Though Poetry makes nothing happen’ appears despairing, Auden clearly feels this may be so in the political and collective spheres; In the personal is significant arid enduring involved with subtle influences.

VI. Language #

In Moon Landing the demotive nature of the language undercuts the pomposity and high profile of this scientific achievement.

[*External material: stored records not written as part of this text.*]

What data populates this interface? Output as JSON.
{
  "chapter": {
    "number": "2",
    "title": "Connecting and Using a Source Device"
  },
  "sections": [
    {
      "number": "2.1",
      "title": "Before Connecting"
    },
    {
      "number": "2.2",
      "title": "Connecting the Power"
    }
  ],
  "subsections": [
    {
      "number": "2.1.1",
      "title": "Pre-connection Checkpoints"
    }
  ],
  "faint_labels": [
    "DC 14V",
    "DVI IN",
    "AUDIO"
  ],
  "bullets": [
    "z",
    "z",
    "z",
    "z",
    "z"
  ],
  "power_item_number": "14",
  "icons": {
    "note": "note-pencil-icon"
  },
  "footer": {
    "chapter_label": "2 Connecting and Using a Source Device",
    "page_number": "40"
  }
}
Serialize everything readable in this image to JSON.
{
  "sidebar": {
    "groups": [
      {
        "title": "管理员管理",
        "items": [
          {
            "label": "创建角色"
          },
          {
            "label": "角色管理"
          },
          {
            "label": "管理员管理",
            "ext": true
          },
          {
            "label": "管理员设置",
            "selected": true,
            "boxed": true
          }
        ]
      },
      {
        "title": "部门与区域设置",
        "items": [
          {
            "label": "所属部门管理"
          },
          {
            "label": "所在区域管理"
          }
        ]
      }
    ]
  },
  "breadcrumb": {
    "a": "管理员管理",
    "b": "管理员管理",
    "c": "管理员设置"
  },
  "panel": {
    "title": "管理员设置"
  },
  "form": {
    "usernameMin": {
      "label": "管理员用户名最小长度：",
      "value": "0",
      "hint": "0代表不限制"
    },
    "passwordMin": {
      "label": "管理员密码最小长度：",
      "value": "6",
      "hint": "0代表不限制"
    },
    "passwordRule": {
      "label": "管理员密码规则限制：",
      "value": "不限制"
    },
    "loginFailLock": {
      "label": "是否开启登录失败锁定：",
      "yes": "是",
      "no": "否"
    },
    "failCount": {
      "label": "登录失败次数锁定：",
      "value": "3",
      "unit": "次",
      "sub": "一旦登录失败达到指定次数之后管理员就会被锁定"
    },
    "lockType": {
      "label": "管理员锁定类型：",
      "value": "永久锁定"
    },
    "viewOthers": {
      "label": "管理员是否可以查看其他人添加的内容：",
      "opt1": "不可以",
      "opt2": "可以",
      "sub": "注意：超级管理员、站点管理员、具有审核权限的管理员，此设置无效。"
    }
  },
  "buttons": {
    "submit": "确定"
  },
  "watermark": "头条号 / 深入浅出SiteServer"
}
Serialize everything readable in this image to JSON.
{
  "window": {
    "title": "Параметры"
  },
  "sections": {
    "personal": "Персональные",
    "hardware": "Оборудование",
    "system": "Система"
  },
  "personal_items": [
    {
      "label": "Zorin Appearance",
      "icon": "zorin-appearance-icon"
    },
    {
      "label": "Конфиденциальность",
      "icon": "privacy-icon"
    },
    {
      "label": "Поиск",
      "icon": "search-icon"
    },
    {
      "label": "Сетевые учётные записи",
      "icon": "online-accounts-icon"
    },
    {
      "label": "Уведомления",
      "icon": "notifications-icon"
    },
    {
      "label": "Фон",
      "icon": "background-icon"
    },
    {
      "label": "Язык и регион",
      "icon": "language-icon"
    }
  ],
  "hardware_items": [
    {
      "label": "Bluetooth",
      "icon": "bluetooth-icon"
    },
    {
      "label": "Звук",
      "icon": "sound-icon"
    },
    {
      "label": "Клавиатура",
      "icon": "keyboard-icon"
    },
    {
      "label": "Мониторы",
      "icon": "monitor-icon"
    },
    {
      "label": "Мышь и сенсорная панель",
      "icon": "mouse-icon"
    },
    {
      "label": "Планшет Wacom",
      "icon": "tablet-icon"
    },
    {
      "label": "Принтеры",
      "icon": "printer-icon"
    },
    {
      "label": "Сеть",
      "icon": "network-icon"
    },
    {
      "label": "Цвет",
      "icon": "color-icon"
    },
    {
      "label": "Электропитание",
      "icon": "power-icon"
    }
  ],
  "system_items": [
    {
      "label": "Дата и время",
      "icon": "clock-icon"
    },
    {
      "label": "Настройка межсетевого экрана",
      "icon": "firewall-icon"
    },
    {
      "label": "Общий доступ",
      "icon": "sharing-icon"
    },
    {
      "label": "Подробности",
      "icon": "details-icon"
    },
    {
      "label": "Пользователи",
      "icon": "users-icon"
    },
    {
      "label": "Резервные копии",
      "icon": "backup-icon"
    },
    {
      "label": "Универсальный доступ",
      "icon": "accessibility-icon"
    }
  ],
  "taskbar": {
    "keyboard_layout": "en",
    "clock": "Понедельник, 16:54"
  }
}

The collaborative activity of the world’s emminent scientists is reduced to the huddling of boys in gangs arid their celebration is debased by equating it to ‘whooping it up” like high spirited youngsters.

(“It’s natural the Boys should whoop it up for so huge a phallic triumph”) not long after the space shuttle Challenger disaster.

I remember that Rorschach-test explosion in the sky; knew what Auden meant by the “squalid mess called History”.

False language:

Blandishments – flatteries, cajoleries, praises, fulsome, effusive, insincere platitudes, rhetoric, oratory, banality, prosaicism, clichéd, bromides, cant, hollowed language, husk, shell, palter To talk or act insincerely or deceitfully; lie or use trickery, serving no useful purpose: otiose language.

False praise: It’s not “fulsome praise”. It’s full of praise.
Fulsome means insincere flattery, empty platitudes. Fulsome is a word that is constantly misused. It does not mean full or complete. The dictionary definition of fulsome is “unpleasantly and excessively suave or ingratiating in manner or speech”. Other synonyms are cloying and insincere. It can be meaningless padding. Wafflers, warblers, peddling vapid longueurs. So, cut the pretend-literary crap!

“Base words are uttered only by the base
And can for such at once be understood;
But noble platitudes — ah, there’s a case
Where the most careful scrutiny is needed
To tell a voice that’s genuinely good
From one that’s base but merely has succeeded.”

W.H. Auden, Collected Poems

“Words empty as the wind, are best left unsaid” Homer

W.H. Auden once defined the chief criterion for reviewing poetry:

“Pleasure, he said, is not an infallible guide but it is the least fallible.”

Lunar Beauty - Quest for innocence – Eden, youth, Loss of innocence – age – lustfulness